Action item: Because the listing below is to be kept intact, restate all of it word for word.
+ + + +
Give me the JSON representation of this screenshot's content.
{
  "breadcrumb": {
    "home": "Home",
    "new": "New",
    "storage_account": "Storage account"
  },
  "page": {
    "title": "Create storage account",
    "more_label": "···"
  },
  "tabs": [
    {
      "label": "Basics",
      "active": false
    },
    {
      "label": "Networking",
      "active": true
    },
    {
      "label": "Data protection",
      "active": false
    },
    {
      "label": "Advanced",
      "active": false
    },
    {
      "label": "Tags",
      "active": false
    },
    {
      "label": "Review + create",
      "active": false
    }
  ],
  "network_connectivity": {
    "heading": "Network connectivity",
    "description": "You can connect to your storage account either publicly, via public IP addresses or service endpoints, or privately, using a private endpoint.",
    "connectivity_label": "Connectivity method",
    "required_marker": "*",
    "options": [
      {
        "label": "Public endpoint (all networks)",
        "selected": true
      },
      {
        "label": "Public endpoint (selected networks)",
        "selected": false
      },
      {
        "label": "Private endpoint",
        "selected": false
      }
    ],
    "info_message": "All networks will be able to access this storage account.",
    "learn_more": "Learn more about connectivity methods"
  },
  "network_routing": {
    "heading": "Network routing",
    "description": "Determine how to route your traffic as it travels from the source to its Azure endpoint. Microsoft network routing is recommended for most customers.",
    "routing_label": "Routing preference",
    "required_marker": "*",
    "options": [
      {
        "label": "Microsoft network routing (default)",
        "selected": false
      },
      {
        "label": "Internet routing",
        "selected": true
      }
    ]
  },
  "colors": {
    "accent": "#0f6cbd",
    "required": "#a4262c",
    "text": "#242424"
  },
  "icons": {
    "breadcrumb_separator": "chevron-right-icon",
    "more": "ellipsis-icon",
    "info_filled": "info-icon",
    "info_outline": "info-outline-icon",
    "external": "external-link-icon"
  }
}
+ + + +
Solution:
Give me the JSON representation of this screenshot's content.
{
  "breadcrumb": {
    "home": "Home",
    "new": "New",
    "storage_account": "Storage account"
  },
  "page": {
    "title": "Create storage account",
    "more_label": "···"
  },
  "tabs": [
    {
      "label": "Basics",
      "active": false
    },
    {
      "label": "Networking",
      "active": true
    },
    {
      "label": "Data protection",
      "active": false
    },
    {
      "label": "Advanced",
      "active": false
    },
    {
      "label": "Tags",
      "active": false
    },
    {
      "label": "Review + create",
      "active": false
    }
  ],
  "network_connectivity": {
    "heading": "Network connectivity",
    "description": "You can connect to your storage account either publicly, via public IP addresses or service endpoints, or privately, using a private endpoint.",
    "connectivity_label": "Connectivity method",
    "required_marker": "*",
    "options": [
      {
        "label": "Public endpoint (all networks)",
        "selected": true
      },
      {
        "label": "Public endpoint (selected networks)",
        "selected": false
      },
      {
        "label": "Private endpoint",
        "selected": false
      }
    ],
    "info_message": "All networks will be able to access this storage account.",
    "learn_more": "Learn more about connectivity methods"
  },
  "network_routing": {
    "heading": "Network routing",
    "description": "Determine how to route your traffic as it travels from the source to its Azure endpoint. Microsoft network routing is recommended for most customers.",
    "routing_label": "Routing preference",
    "required_marker": "*",
    "options": [
      {
        "label": "Microsoft network routing (default)",
        "selected": false
      },
      {
        "label": "Internet routing",
        "selected": true
      }
    ]
  },
  "colors": {
    "accent": "#0f6cbd",
    "required": "#a4262c",
    "text": "#242424"
  },
  "icons": {
    "breadcrumb_separator": "chevron-right-icon",
    "more": "ellipsis-icon",
    "info_filled": "info-icon",
    "info_outline": "info-outline-icon",
    "external": "external-link-icon"
  }
}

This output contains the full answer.